_WHAT IS NEEDED_
Which lines of the entries contain the word "title"? Please list them.

(Web page and app entries)
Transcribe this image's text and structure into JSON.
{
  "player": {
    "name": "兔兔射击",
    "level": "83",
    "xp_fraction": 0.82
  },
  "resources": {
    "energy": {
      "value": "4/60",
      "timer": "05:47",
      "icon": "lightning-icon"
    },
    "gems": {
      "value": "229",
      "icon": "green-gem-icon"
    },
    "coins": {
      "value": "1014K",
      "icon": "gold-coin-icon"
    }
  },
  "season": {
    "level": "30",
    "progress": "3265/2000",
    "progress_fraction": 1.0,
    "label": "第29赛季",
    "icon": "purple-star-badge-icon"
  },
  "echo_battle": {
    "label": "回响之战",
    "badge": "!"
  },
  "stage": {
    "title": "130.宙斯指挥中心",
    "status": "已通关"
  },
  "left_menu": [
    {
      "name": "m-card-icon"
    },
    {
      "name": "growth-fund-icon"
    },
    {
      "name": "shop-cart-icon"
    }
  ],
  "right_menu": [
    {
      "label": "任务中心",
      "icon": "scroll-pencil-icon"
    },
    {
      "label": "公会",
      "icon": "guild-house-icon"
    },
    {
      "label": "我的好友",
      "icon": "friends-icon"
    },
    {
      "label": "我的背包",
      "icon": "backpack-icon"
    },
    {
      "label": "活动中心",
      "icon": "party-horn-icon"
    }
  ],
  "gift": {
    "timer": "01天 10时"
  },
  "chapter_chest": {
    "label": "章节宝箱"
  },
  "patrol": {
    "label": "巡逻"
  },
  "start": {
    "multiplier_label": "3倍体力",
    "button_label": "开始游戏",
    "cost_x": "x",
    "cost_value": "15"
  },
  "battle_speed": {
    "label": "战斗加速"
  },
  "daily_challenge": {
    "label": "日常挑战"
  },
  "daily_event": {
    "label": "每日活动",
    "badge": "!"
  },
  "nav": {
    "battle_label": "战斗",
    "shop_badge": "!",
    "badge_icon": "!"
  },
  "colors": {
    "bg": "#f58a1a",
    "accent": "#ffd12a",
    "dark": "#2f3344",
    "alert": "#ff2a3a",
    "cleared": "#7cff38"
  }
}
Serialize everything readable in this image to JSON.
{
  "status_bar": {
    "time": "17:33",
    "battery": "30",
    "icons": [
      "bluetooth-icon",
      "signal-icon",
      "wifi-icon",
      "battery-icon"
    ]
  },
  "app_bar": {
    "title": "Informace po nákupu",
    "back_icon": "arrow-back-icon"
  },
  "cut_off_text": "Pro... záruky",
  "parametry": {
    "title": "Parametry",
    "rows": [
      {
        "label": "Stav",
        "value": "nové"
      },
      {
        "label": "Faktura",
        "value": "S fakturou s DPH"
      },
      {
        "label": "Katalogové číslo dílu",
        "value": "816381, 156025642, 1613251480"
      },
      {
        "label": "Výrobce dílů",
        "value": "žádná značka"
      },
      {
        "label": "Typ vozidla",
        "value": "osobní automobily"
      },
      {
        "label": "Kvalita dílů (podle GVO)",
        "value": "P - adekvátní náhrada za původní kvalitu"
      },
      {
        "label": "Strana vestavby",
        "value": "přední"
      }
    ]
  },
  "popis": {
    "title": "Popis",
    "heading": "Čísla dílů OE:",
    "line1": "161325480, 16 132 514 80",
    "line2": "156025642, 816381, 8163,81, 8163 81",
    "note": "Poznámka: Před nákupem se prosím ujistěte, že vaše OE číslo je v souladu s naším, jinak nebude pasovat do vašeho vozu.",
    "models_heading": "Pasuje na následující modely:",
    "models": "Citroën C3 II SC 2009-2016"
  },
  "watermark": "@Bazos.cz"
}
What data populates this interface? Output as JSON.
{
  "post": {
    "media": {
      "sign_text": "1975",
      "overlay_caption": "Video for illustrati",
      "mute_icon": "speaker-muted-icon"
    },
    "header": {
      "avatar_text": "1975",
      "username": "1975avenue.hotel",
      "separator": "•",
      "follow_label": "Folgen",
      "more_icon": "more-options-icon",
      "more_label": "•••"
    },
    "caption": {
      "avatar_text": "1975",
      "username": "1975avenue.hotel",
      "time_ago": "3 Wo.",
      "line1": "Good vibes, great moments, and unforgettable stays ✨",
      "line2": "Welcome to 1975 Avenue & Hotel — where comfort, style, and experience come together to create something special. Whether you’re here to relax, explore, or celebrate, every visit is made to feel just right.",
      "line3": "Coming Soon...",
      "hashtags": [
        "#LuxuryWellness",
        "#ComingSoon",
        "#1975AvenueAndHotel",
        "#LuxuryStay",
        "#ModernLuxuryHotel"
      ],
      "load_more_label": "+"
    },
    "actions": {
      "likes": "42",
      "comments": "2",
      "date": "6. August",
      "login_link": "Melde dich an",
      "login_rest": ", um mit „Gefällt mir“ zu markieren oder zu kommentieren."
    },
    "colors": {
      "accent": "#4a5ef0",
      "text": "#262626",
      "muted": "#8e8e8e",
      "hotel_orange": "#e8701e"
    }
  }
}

_WRITTEN REPLY_
    "title": "130.宙斯指挥中心",
    "title": "Informace po nákupu",
    "title": "Parametry",
    "title": "Popis",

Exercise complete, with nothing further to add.